> **Data listing**:
=== Section Start ===
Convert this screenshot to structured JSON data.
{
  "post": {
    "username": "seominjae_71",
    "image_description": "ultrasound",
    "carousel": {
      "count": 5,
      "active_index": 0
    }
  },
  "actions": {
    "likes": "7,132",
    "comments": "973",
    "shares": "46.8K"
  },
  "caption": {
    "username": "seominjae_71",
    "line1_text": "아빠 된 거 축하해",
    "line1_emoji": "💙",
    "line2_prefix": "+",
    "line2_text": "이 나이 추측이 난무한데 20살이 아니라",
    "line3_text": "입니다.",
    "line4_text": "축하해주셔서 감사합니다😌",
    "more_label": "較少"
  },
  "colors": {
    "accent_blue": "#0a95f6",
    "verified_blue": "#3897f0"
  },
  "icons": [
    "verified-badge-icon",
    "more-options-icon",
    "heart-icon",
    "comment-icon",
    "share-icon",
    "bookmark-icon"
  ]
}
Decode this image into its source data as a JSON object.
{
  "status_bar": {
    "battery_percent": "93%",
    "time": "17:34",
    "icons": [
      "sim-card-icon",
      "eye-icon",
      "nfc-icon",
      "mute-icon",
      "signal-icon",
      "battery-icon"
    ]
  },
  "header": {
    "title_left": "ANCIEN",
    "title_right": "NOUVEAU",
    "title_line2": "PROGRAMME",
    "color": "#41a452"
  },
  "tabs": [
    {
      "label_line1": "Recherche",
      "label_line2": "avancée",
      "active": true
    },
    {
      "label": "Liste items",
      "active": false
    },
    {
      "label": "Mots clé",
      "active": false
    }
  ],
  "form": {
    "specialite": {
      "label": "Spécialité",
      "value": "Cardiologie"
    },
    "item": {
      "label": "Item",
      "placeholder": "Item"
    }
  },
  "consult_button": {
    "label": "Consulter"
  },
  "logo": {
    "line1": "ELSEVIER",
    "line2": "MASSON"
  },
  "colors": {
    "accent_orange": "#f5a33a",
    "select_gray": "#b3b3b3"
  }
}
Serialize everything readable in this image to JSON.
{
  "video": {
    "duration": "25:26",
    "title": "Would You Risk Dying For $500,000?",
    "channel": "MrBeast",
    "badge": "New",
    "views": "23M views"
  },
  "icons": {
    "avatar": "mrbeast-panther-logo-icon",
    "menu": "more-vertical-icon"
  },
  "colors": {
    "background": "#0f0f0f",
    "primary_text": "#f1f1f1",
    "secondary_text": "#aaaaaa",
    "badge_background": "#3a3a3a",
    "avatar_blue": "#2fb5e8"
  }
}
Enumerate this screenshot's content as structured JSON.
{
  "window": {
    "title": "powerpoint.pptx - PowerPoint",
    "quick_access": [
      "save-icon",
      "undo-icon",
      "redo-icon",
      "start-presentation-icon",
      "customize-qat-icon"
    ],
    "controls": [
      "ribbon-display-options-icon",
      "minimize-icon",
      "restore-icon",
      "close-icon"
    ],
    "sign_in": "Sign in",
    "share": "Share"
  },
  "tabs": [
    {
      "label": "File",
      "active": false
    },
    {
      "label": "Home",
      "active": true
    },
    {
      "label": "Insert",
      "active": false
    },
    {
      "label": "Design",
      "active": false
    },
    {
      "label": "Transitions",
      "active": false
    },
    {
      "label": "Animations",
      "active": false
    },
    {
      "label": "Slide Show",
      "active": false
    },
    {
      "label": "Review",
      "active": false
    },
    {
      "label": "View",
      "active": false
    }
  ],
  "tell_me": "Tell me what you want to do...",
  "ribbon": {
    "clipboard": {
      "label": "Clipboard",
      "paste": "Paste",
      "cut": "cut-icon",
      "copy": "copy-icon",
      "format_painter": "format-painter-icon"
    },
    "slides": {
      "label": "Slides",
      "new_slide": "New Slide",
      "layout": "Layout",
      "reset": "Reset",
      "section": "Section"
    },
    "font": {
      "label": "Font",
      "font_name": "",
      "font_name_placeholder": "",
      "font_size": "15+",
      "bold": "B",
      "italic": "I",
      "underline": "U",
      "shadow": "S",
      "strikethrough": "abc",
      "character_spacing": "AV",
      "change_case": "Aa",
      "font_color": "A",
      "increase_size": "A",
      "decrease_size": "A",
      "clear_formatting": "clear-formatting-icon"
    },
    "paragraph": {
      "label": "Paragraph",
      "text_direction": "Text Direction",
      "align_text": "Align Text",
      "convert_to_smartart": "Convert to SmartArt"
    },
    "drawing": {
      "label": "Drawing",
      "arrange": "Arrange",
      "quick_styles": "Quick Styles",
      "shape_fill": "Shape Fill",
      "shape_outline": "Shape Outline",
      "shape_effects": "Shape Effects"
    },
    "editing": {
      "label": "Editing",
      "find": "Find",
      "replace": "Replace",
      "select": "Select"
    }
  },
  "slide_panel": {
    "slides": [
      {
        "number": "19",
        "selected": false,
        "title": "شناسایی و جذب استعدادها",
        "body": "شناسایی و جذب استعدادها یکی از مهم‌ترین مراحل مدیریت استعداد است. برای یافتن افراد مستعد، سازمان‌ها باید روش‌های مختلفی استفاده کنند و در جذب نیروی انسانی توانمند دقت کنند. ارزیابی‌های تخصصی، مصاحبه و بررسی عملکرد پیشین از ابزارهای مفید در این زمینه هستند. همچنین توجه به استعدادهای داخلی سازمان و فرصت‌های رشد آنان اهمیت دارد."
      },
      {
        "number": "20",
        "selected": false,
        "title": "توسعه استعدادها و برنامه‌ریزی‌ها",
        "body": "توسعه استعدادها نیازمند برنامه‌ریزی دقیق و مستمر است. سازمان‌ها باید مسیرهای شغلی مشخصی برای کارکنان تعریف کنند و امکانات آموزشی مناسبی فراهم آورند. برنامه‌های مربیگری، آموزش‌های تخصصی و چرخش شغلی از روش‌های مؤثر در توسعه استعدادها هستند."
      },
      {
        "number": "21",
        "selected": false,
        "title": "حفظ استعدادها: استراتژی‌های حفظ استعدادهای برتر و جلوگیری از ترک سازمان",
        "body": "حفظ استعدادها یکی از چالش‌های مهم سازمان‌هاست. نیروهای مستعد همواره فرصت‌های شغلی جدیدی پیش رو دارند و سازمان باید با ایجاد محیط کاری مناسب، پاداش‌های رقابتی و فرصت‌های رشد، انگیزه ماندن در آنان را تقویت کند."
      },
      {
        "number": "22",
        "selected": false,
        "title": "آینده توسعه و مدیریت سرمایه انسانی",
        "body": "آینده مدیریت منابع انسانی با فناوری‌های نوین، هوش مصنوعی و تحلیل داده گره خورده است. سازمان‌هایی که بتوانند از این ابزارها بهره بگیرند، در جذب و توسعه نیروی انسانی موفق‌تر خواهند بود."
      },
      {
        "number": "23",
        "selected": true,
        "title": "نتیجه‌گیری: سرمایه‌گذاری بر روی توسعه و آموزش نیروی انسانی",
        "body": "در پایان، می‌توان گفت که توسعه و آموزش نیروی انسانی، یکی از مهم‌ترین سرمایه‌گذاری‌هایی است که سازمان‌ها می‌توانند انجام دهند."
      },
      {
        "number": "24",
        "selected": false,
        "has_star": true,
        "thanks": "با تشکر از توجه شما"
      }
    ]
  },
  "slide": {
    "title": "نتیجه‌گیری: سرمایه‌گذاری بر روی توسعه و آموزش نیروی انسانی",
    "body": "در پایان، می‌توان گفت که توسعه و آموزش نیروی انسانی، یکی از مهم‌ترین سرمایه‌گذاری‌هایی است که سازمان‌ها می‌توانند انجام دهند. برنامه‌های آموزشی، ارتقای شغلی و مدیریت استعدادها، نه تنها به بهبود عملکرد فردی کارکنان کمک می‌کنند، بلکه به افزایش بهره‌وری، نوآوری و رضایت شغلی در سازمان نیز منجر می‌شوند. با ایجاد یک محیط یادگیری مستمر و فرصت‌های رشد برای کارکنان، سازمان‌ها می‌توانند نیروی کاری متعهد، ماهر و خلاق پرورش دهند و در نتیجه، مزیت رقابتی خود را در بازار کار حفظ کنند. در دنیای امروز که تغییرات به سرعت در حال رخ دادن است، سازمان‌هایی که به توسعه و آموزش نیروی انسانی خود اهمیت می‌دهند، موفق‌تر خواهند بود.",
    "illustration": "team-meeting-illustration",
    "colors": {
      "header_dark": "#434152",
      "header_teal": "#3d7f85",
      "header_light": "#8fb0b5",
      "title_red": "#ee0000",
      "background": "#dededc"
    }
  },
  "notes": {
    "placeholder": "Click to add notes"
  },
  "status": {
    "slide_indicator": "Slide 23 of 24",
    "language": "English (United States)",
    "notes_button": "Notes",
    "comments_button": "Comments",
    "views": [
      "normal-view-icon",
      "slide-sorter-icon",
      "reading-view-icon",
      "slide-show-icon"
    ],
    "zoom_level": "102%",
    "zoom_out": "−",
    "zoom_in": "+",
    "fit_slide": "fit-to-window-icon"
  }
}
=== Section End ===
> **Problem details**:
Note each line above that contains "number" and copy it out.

> **Result**:
        "number": "19",
        "number": "20",
        "number": "21",
        "number": "22",
        "number": "23",
        "number": "24",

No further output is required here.